Out on the Wire: The Storytelling Secrets of the New Masters of Radio by Jessica Abel
I love the art of radio. The power of this medium is absolutely incredible. I listen to all sorts of broadcasts from hip-hop mixshows to interviews to spoken word shows. That’s why this book jumped out at me when I was scanning the bookshelves at the public library. Storytelling secrets from the masters of radio. I want to know what those are.
I pride myself in creating great radio programming. I do in-depth interviews with musicians and in so doing, let the artists tell their stories through their music and the conversations we have around their discography.
Jessica Abel loves radio too and it’s obvious from this book she has created. It’s a graphic novel exploration of what goes into making narrative radio shows that use personal stories to explore greater ideas and issues. She speaks to writers and creators of some of the most popular radio shows in the genre including; This American Life, The Moth, Planet Money, Snap Judgement, Serial, and more.
I like this mix of art and information in this book. It’s an easy read that illustrates things that might have been a little difficult to describe in text alone. Here are some of pieces of the text that resonated with me. I think they will help me make better radio in the future.
1) Compose Logs of the Interview Tapes
Ira Glass says, “A log is like a transcript, but less exact. You don’t need every word. You can type ot handwrite. They key is: you want to take notes on what’s in the tape without every stopping it.”
I have tons of interviews in the can. I have transcribed some of them but have many more that I just can’t find the time to do. I can take the time to listen to them all once though and create some logs. Then I will be able to use those logs to create anthology shows of themes that keep coming up in my interviews, This is something I’ve wanted to do for a while. Now, I have a strategy to help make that happem.
2) Place Your Microphone Correctly

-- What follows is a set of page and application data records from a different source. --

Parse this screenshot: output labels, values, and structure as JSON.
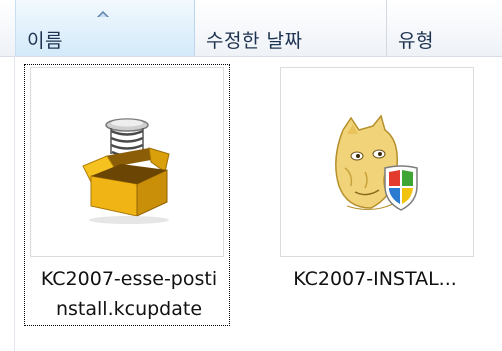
{
  "columns": [
    {
      "label": "이름",
      "sorted": "ascending"
    },
    {
      "label": "수정한 날짜"
    },
    {
      "label": "유형"
    }
  ],
  "files": [
    {
      "name_line1": "KC2007-esse-posti",
      "name_line2": "nstall.kcupdate",
      "icon": "package-box-icon",
      "selected": true
    },
    {
      "name": "KC2007-INSTAL...",
      "icon": "installer-shield-icon",
      "selected": false
    }
  ],
  "colors": {
    "header_text": "#1e3350",
    "sorted_column": "#dceefb",
    "box_yellow": "#e8b010",
    "shield_blue": "#2a7ad0",
    "shield_red": "#e33b2e",
    "shield_green": "#3fa535",
    "shield_yellow": "#f2c30e"
  }
}
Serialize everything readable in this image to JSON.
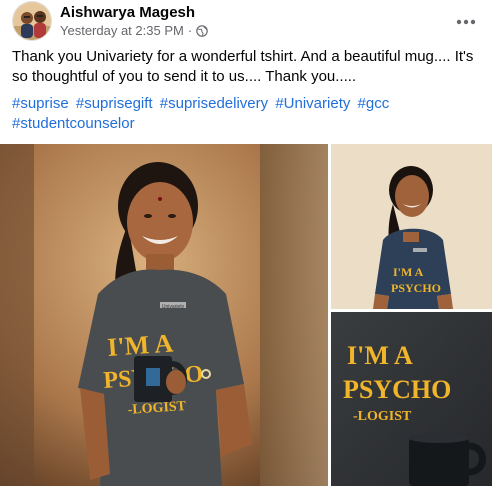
{
  "post": {
    "author": "Aishwarya Magesh",
    "timestamp": "Yesterday at 2:35 PM",
    "separator": "·",
    "privacy_icon": "globe-icon",
    "more_icon": "more-horizontal-icon",
    "text": "Thank you Univariety for a wonderful tshirt. And a beautiful mug....  It's so thoughtful of you to send it to us.... Thank you.....",
    "hashtags": [
      "#suprise",
      "#suprisegift",
      "#suprisedelivery",
      "#Univariety",
      "#gcc",
      "#studentcounselor"
    ]
  },
  "photos": {
    "shirt_print_line1": "I'M A",
    "shirt_print_line2": "PSYCHO",
    "shirt_print_line3": "-LOGIST",
    "shirt_logo": "Univariety"
  },
  "colors": {
    "link": "#216fdb",
    "secondary_text": "#65676b",
    "shirt_gray": "#4a4d50",
    "print_yellow": "#f0b52a"
  }
}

Mic Placement – “Make a recording with the mic 4”, 8”, and 12” from your mouth, Listen. When the mic’s closer, your recordings sound richer, with more frequencies present, with less hum of the room. When you ask a question, point the mic back at yourself. Otherwise, the question won’t be loud enough on tape. At the end of the interview, record a half minute of room sound, without anyone talking; you’ll need this editing.”
3) Use Music Cues Effectively
“Sometimes there’s obvious music cues, like, somebody will introduce a new character, or they talk about some event, or some feeling, and you bring in music which speaks to that in some way . . . and sometimes you bring in music where there isn’t an obvious cue and create a beginning. We start music where a sequence of action begins or starts to build. It adds to the drama.
… and you always take out the music when there’s a big idea that you really want people to pay attention to. You lose the music so it stands out.
This! I had to learn this by trail and error, but it is so profoundly true: if there is music under a person speaking, an then it stops, whatever is said next is really powerful, it sounds more important. It’s like shining a light on it.”
4) The Importance of Signposting
“Signposting – You’re being told, ‘This is the important part. Notice this. Remember this.’
Why signpost? – The hard, hard thing about radio is that if you take a step that the listener doesn’t follow, it means they can’t concentrate on the next thing and if you can’t concentrate on the next thing the person is saying, then you get even more confused and never catch up.
So one moment like that can derail the story. You have to be entirely positive that people are following you.
Signposts are crucial. But they’re one of the hardest parts of the story to write with the help of an editor. . . . The moment when the listeners are sitting in the middle of the big landscape of information and they’ve lost their way, is the moment where you as a storyteller failed.
And sometimes it’s as simple as saying, OK, look, this is going to get a little bit tricky, but just stay with me. It’s going to take three steps, But it will be worth it.
Right before something happens, drop in a little phrase like, “and that’s the moment when everything changed…” or “”and that’s when things got interesting.”
Those phrases are like little arrows that tell the listeners: Pay attention to what’s about to happen, because it’s important.
5) Places to Find Out More About Radio Online
Transom.org – huge site full of information on how to make radio.
Freesound.org – a collaborative database of Creative Commons Licensed sounds that lets you download and share sounds.
Soundsnap – a library of sound effects and loops. Pay per use or subscribe
A Great Read!
I really enjoyed this book. I might have to look for her previous book: Radio: An Illustrated Guide by Jessican Abel and Ira Glass. And maybe even try this form of storytelling. I’t quite captivating.
My List of 2017 Reads – my annual reading log with links to every title I read